#### Problem requirements:
Find and copy the lines in the records beneath this task that contain the word "name".

Records excerpted from a collection:
§ §

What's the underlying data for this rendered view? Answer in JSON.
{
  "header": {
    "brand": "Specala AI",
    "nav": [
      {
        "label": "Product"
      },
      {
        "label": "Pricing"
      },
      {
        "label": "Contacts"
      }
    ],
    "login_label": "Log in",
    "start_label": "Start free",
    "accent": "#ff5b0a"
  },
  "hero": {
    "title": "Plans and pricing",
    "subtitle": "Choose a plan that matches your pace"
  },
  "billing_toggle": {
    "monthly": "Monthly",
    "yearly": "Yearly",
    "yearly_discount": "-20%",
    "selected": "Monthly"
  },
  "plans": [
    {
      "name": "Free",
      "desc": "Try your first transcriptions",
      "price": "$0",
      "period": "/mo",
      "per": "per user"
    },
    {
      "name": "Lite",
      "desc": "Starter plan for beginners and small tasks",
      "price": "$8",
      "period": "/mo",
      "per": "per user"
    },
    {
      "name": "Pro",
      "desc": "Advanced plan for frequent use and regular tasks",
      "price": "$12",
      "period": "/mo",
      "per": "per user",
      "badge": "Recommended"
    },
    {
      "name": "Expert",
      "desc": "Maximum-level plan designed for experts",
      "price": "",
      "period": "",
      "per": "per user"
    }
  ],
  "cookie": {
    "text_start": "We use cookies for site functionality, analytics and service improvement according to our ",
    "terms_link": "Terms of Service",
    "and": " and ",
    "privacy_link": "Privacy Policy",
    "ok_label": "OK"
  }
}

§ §

#### Task result:
      "name": "Free",
      "name": "Lite",
      "name": "Pro",
      "name": "Expert",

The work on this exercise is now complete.